Press release   •   May 21, 2019 10:00 BST

The UK’s four big supermarkets have raised the price of petrol almost every day for three months, the RAC can reveal.

Data from RAC Fuel Watch shows the supermarkets, which sell 45% of the country’s fuel, have increased the price of unleaded at the pumps virtually every day since 21 February (apart from five days when they stayed the same) in response to rising wholesale costs, but they have done so on days when other retailers have managed to lower their prices.

During that three-month period the overall UK average price of petrol among all retailers dropped five times, but in stark contrast the supermarkets still pushed up their prices very slightly.

A litre of unleaded now costs 128.35p on average compared to 119.74p on 21 February – an increase of 8.61p in the three months. At supermarkets, however, the jump has been even more striking at 9.69p from 115.75p to 125.44p.

RAC fuel spokesman Simon Williams said:

“Our data very clearly shows the wholesale price of unleaded has increased dramatically over the last three months which has inevitably led to forecourt prices rising. But it is concerning to see the supermarkets, who many drivers trust to provide them with good value, putting up their prices when other smaller retailers have actually being fairer with their customers by more closely mirroring movements in the wholesale price.

“While three months of almost daily price rises isn’t an accurate reflection of wholesale price movements, the supermarkets appear to be protecting profits by being overly cautious about not getting caught out by the odd day of lower wholesale prices in what they believe is a consistently rising wholesale market.

“And, to make matters worse, this comes on top of the supermarkets – and retailers generally – not passing savings in the wholesale price of diesel back to drivers on the forecourt, perhaps in an effort to subsidise the price of petrol.

“We know oil is in shorter supply globally which is unfortunately pushing up prices for drivers at the pumps in the UK. We can only hope this isn’t going to continue for too much longer, otherwise we will see a return to the five-year high prices of last October when a litre of petrol was nearly 132p and diesel was 137p.”

Motorists can keep abreast of the latest fuel prices by visiting the RAC Fuel Watch webpage.

Notes to Editors

* RAC Fuel Watch is based on Experian Catalist data

For all media enquiries, please contact the RAC press team on +44 (0)1454 664 123. The line is manned by an on-call press officer outside office hours. ISDN radio studio facilities are available for interviews Monday to Friday.


About the RAC

First formed in 1897, the RAC has been looking after the needs of its members for more than 120 years.

Today it has approximately 10m members and is one of the UK’s most progressive motoring organisations, providing services for both private and business motorists. Whether it's roadside assistanceinsurancebuying a used carvehicle inspections and checkslegal services or up-to-the-minute traffic and travel information – the RAC offers a solution for all motoring needs. The RAC is committed to making motoring easier, safer, more affordable and more enjoyable for drivers and road users.

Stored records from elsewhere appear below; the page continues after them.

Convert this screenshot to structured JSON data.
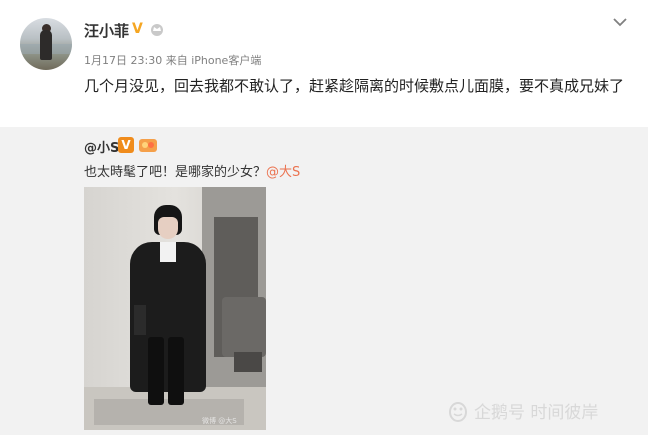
{
  "post": {
    "username": "汪小菲",
    "verified_badge": "V",
    "time": "1月17日 23:30",
    "source": "来自 iPhone客户端",
    "text": "几个月没见，回去我都不敢认了，赶紧趁隔离的时候敷点儿面膜，要不真成兄妹了"
  },
  "repost": {
    "username": "@小S",
    "verified_badge": "V",
    "text": "也太時髦了吧！是哪家的少女？",
    "mention": "@大S",
    "photo_watermark": "微博 @大S"
  },
  "watermark": {
    "text": "企鹅号 时间彼岸"
  },
  "icons": [
    "avatar",
    "gold-v-icon",
    "crown-icon",
    "chevron-down-icon",
    "orange-v-icon",
    "vip-badge-icon",
    "penguin-logo-icon"
  ],
  "colors": {
    "repost_bg": "#f2f2f2",
    "mention": "#eb7350",
    "verified": "#f5a623",
    "meta": "#808080"
  }
}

The RAC supports the interests of its members and UK drivers at a national level. This includes voicing concerns about the increasing cost of motoring, particularly the price of fuel and the high level of tax levied on it, advancing levels of road safety, and supporting the needs of all drivers, from young to old.

The RAC’s annual Report on Motoring – first published in 1989 – is one of a kind and provides a clear insight into the concerns and issues facing today’s motorists.

For the very latest news on UK fuel prices, check RAC Fuel Watch. It provides a comprehensive guide to the latest UK unleaded petrol and diesel prices – both at the wholesale level and at the pump - and tracks these prices daily to help drivers check if the price they pay to fill up is a fair one.